Ed Stevens was the starting first baseman for the Brooklyn Dodgers in 1946, finishing second on the team in home runs and was looking forward to cementing his feet in the first base position for years to come. Leaving spring training in Havana in 1947, Leo Durocher had penciled him in as their opening day starter, beating out five other first baseman in the process. Left with little time to glow in the fruits of his hard work, Stevens’ jubilee would quickly turn sour as the day before the season opener, Dodgers general manager Branch Rickey announced that Jackie Robinson, not Stevens would be their opening day first baseman. Not only was Stevens about to witness Robinson break baseball’s color line, he also saw his position wither away right in front of his eyes. “I would like to say that I realized the magnitude of the situation and happily stepped aside, accepting my role as the sacrifice in this incredibly significant moment in history. But the truth is, I was a competitor, and I was agitated. The fact remained coming out of spring training the starting first base job was mine, and the rug had been ripped out from under me,” said Stevens in his 2009 autobiography, “Big” Ed Stevens – The Other Side of the Jackie Robinson Story.
Stevens, who passed away last week at the age of 87 in Galveston, Texas, was more than a mere footnote in baseball’s most significant event. He survived a near fatal infection to have a 19-year professional career as a player that included six in the majors with the Dodgers and Pittsburgh Pirates from 1945-1950.
“It wasn’t the fact that I lost my job [in Pittsburgh], I couldn’t handle my job because my health went bad on me. I had a poison in my body that was affecting every joint in my body. It took me four years and 29 doctors to find out,” said Stevens in a 2008 interview from his home in Galveston. “I had my nose broken two different times. I couldn’t breathe out of my left side. My doctor in Shreveport, La., said, ‘I don’t know what the problem is with all of the pains you have, but I’m going to straighten your nose out so you can breathe a lot better.’ When he had the nose broken down, he could see up in my head and that’s where he found the poison. As soon as he finished my nose and let it rest, he went back with a long curved knife, a mirror and a light to get up in there and cut all that out. He filled a whiskey glass with it. It was all poisonous puss, and he said if would have hit me all at once, it would have killed me.” Stevens regained his strength and within a few years, he was among the home run leaders in Triple-A, yet he wondered why nobody would take a flyer on him. “I put in about five years in Toronto in Triple-A, and had good years every year, drove in about 100 runs, hit 25-30 home runs, and played in every ball game. The scouts coming through said I could still play big league ball, but they were afraid to recommend me because I left [the majors] as a cripple. They were afraid that all of that would come back on me. That’s what kept me out,” he said.

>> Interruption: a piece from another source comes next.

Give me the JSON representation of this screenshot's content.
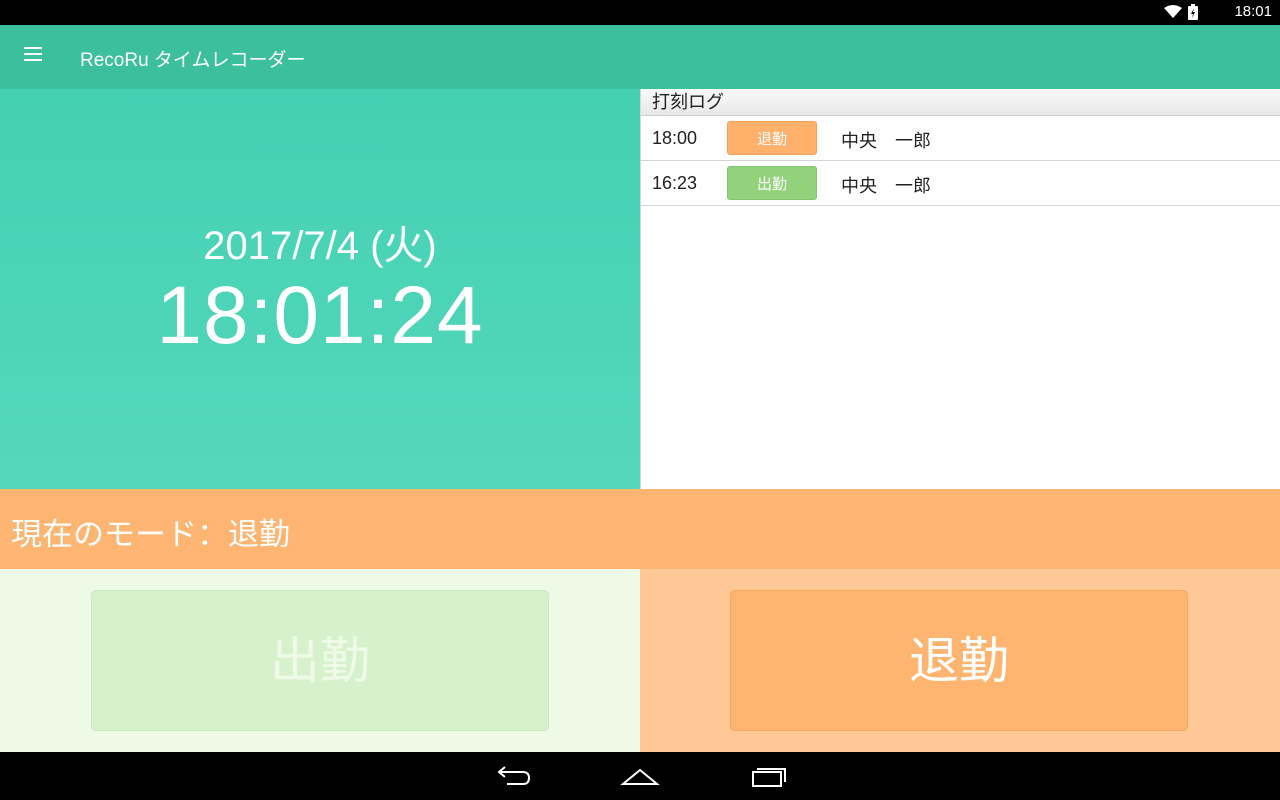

Stevens played in the minor leagues until 1961 and became a scout for various organizations from 1962-1989. Once he was on the other side of the table, it was clearer to him why he didn’t get another shot at the big leagues. “I went into scouting as soon as I left baseball. When I started scouting, then I realized what the scouts were up against. You have to be sure a fellow is good and healthy before you make a deal for him or sign him. That’s what it boiled down to. I forgave all of the scouts,” he said.
Despite playing six seasons in the majors, Stevens was ironically 42 days short of his major league pension. While scouting for the San Diego Padres, general manager Jack McKeon caught wind of this and asked Stevens in 1981 to join his team as a bench coach. “In order for me to be the fifth [coach], one had to take himself off the pension plan. Eddie Brinkman, one of the finest people I have ever met, volunteered. I will always respect that man as a gentleman and a friend. … After thirty years, I finally had the major league pension plan,” said Stevens in his book.
With the publishing of his memoirs, Stevens wanted to make it clear that he didn’t harbor ill will towards Robinson, but towards management for removing Stevens after promising him the position a few days prior. “I had no animosity towards Jackie; Branch Rickey was my object of anger. … I’m proud of Jackie, but I still wish we could have truly competed for that spot.”
In retirement, Stevens continued to receive large amounts of fan mail, something that brought him much joy and satisfaction. “If you’re a good enough fan and think enough of me to request this, I’m glad to do it,” said Stevens. “We’re still being remembered, [and] I appreciate every one of those people that takes the time to write and remember.”